The House Health-Care Vote and the Constitution
No bill can become law unless the exact same text is approved by a majority of both houses of Congress.
Democratic congressional leaders have floated a plan to enact health-care reform by a procedure dubbed "the Slaughter solution." It is named not for the political carnage that it might inflict on their members, but for Rep. Louise Slaughter (D., N.Y.), chair of the powerful House Rules Committee, who proposed it. Under her proposal, Democrats would pass a rule that deems the Senate's health-care bill to have passed the House, without the House actually voting on the bill. This would enable Congress to vote on legislation that fixes flaws in the Senate health-care bill without facing a Senate filibuster, and without requiring House members to vote in favor of a Senate bill that is now politically toxic.
The Slaughter solution cannot be squared with Article I, Section 7 of the Constitution.

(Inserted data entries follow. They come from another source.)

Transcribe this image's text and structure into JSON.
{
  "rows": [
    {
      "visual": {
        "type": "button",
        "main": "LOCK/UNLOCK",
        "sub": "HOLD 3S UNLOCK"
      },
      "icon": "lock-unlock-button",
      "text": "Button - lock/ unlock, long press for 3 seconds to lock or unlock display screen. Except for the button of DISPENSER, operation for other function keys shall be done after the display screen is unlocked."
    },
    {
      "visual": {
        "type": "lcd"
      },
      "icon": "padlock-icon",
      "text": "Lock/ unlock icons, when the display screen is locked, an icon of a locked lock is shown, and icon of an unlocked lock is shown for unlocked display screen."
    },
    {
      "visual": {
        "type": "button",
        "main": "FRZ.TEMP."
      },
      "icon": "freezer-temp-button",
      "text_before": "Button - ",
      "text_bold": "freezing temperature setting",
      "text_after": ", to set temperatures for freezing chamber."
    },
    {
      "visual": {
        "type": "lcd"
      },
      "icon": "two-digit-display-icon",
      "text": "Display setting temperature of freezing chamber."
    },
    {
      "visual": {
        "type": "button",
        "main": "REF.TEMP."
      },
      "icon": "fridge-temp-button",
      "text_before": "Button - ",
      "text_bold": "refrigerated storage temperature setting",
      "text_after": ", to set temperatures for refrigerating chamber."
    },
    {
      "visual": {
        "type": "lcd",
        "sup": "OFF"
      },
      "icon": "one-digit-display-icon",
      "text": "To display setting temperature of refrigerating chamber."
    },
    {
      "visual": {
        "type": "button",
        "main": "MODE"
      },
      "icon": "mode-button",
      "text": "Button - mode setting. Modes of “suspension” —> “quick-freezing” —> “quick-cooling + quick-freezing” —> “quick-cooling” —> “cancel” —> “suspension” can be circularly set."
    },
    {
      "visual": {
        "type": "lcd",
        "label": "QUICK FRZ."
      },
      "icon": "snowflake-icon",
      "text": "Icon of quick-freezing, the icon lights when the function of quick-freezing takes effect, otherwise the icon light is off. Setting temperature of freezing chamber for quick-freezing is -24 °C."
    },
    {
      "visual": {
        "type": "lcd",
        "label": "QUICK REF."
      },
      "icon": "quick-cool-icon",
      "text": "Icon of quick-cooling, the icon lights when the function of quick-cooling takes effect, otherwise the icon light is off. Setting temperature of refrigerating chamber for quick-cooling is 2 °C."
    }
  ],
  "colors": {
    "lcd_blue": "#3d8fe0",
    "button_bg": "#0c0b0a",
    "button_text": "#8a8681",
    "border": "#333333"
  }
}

... It may be clever, but it is not constitutional. To become law—hence eligible for amendment via reconciliation—the Senate health-care bill must actually be signed into law. The Constitution speaks directly to how that is done. According to Article I, Section 7, in order for a "Bill" to "become a Law," it "shall have passed the House of Representatives and the Senate" and be "presented to the President of the United States" for signature or veto. Unless a bill actually has "passed" both Houses, it cannot be presented to the president and cannot become a law.